Target prices are the anticipated prices that investors project a given stock or security will trade at within a specified time period. The target price can relate to both buying and selling stock other types of securities. Analysts may assess the target price of a given investment in the short term or the long term.
Calculating the target price is slightly different, depending on what the investor wishes to do in relation to the stock. For example when the investor is looking at short or long hedges as they relate to the stock, this would involve adding the current futures price to the expected basis. When attempting to project a target price as it relates to puts, the investor would subtract the premium from the futures price and add back the expected basis. When a call is the intended strategy, this would involve adding the futures price, the premium, and the expected basis to arrive at the target price.
Generally, the time frame for calculating the target price is anywhere from six months to one year. However, it is possible to use the basic formulas to make projections as far in advance as two years. Most analysts recommend not projecting a target price more than eighteen months, especially if there are some indications that the market will not remain flat for more than one calendar year.

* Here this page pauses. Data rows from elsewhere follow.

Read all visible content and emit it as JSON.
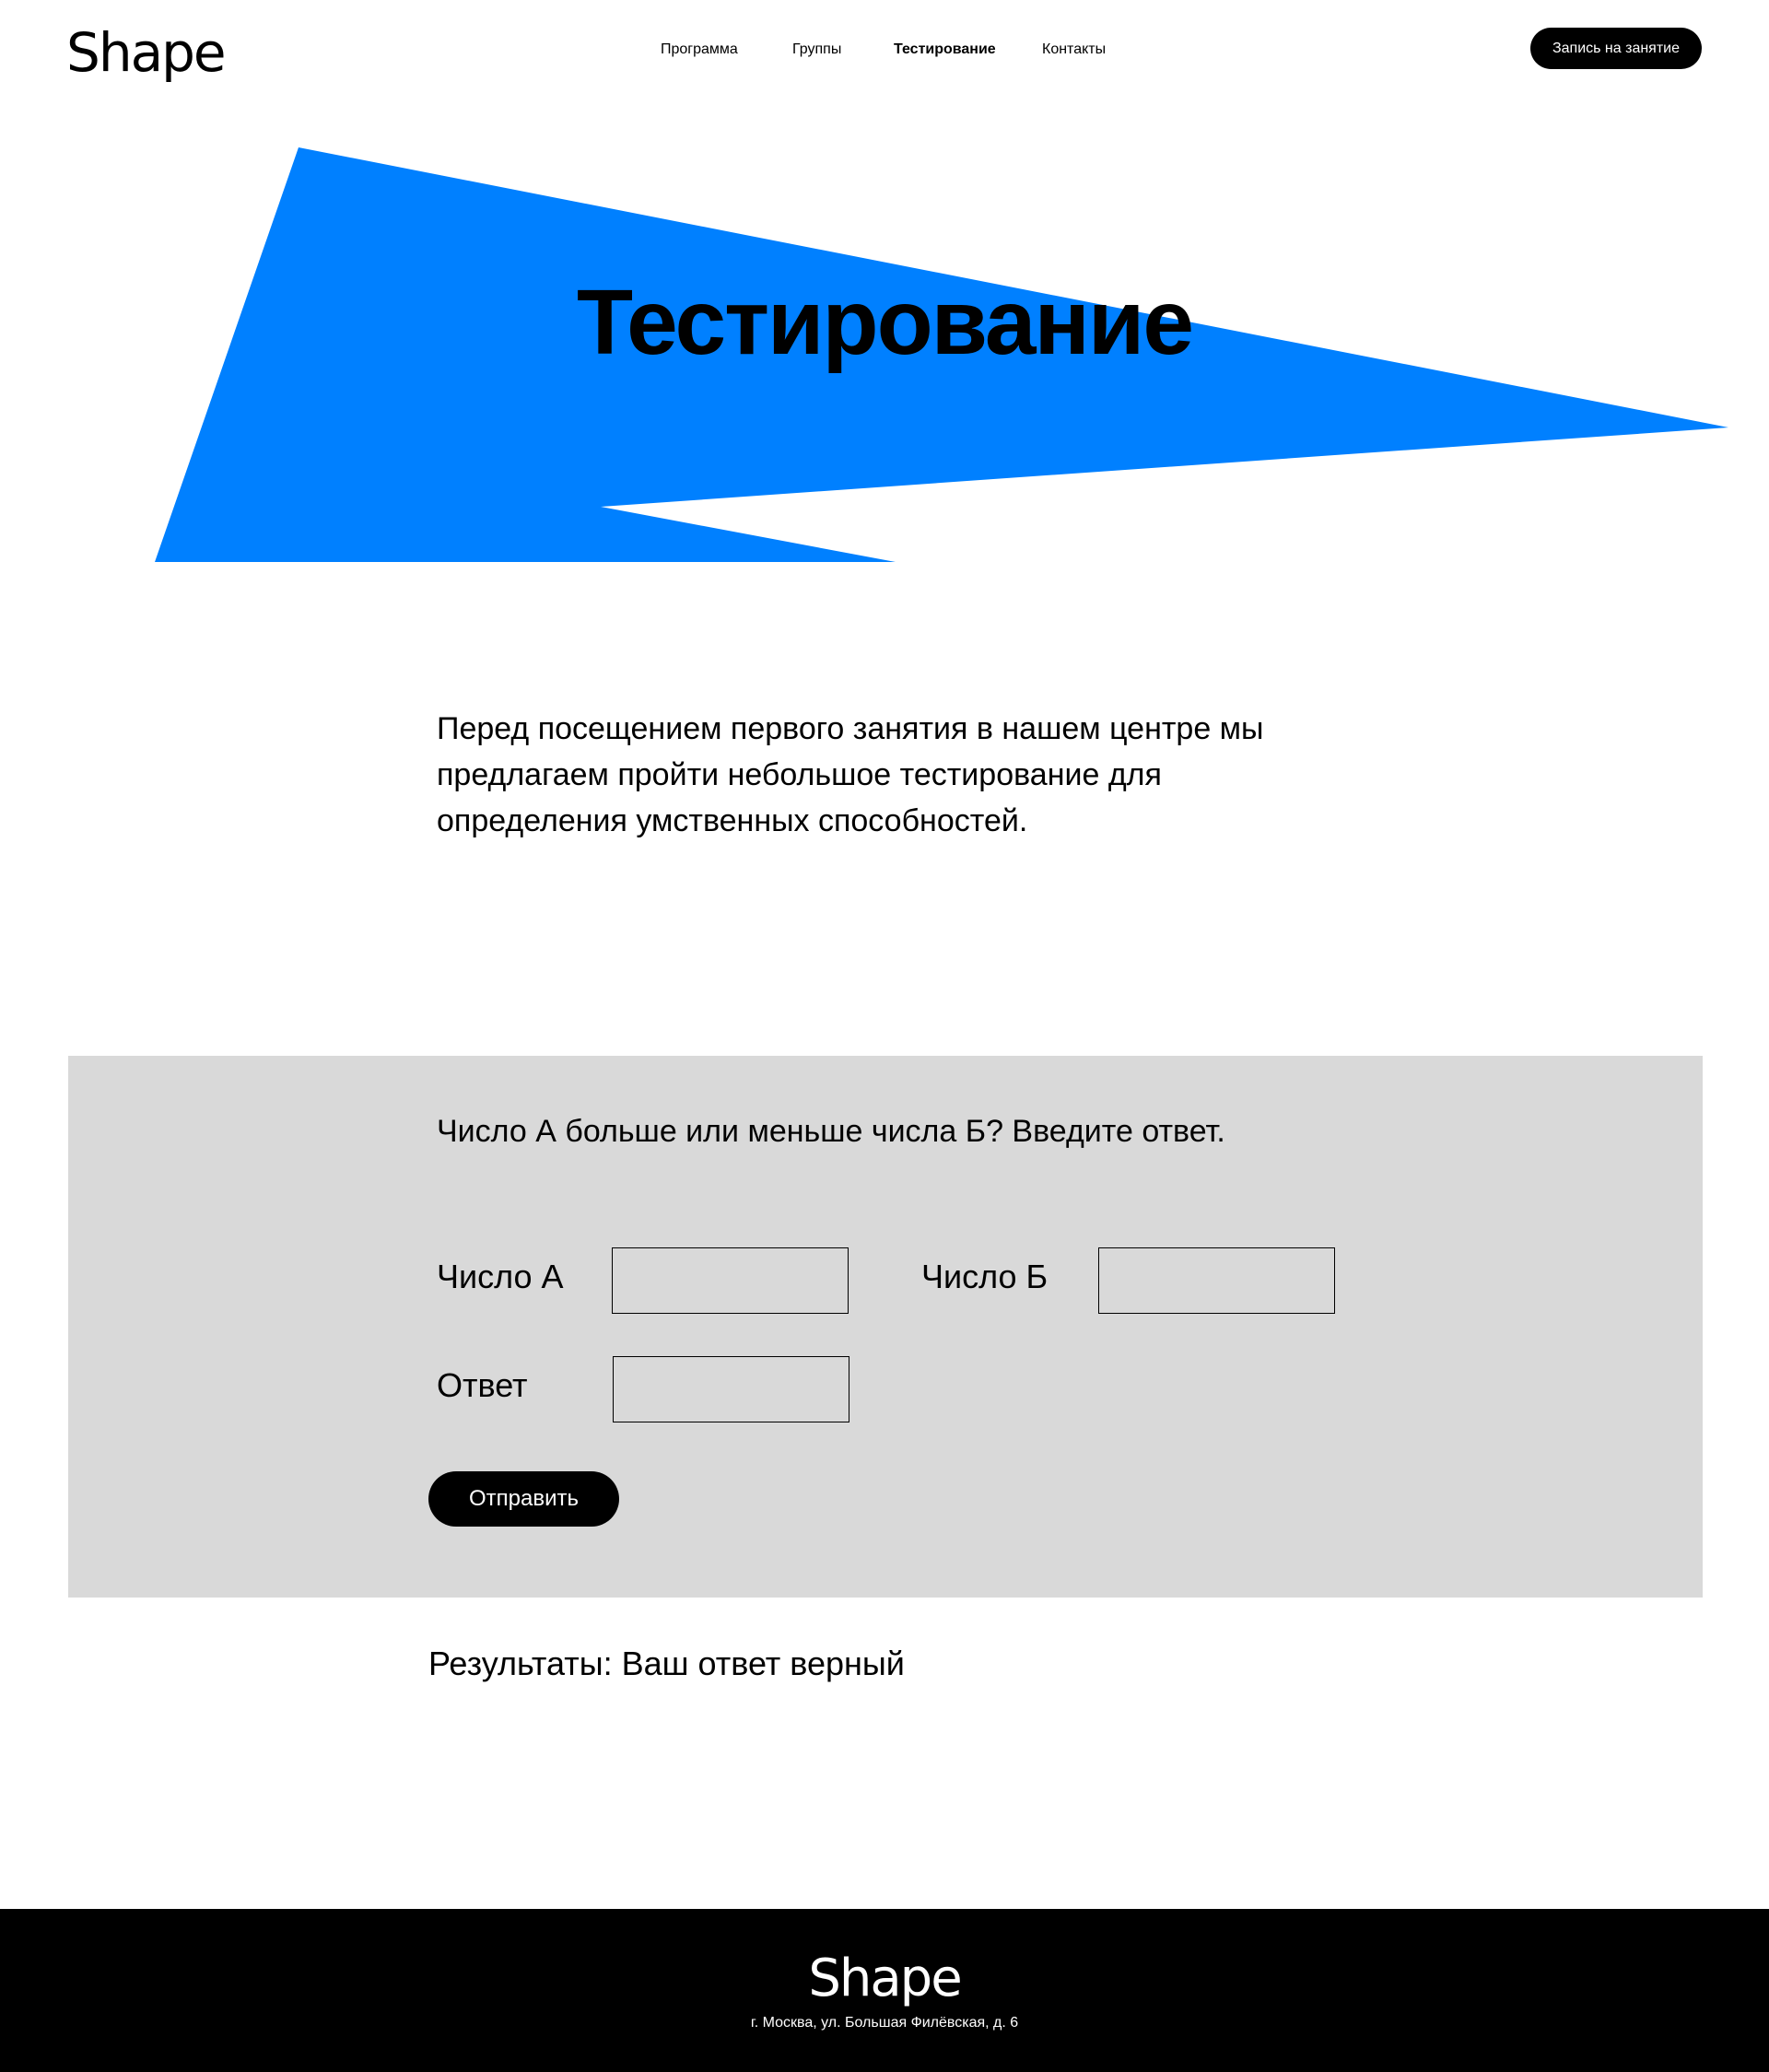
{
  "colors": {
    "accent": "#0080ff",
    "panel": "#d9d9d9",
    "dark": "#000000",
    "background": "#ffffff"
  },
  "header": {
    "logo": "Shape",
    "nav": [
      {
        "label": "Программа"
      },
      {
        "label": "Группы"
      },
      {
        "label": "Тестирование",
        "active": true
      },
      {
        "label": "Контакты"
      }
    ],
    "cta_label": "Запись на занятие"
  },
  "hero": {
    "title": "Тестирование"
  },
  "intro": {
    "text": "Перед посещением первого занятия в нашем центре мы предлагаем пройти небольшое тестирование для определения умственных способностей."
  },
  "test": {
    "question": "Число А больше или меньше числа Б? Введите ответ.",
    "field_a_label": "Число А",
    "field_a_value": "",
    "field_b_label": "Число Б",
    "field_b_value": "",
    "answer_label": "Ответ",
    "answer_value": "",
    "submit_label": "Отправить"
  },
  "results": {
    "text": "Результаты: Ваш ответ верный"
  },
  "footer": {
    "logo": "Shape",
    "address": "г. Москва, ул. Большая Филёвская, д. 6"
  }
}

Potential market volatility, as well as the historical volatility of the stock in question, will play a huge role in how helpful projecting the target price actually is to the investor. Many calculations will make an assumption of a relatively stable market for the period under consideration. The investment proper will also be anticipated to perform in a manner that is in keeping with past performance. Of course, this is not always the case with either a market or an individual investment, and the analyst may prepare more than one target price matrix for the period cited. This can allow the investor to get an idea of the projected target price when different combinations of market activity are assumed.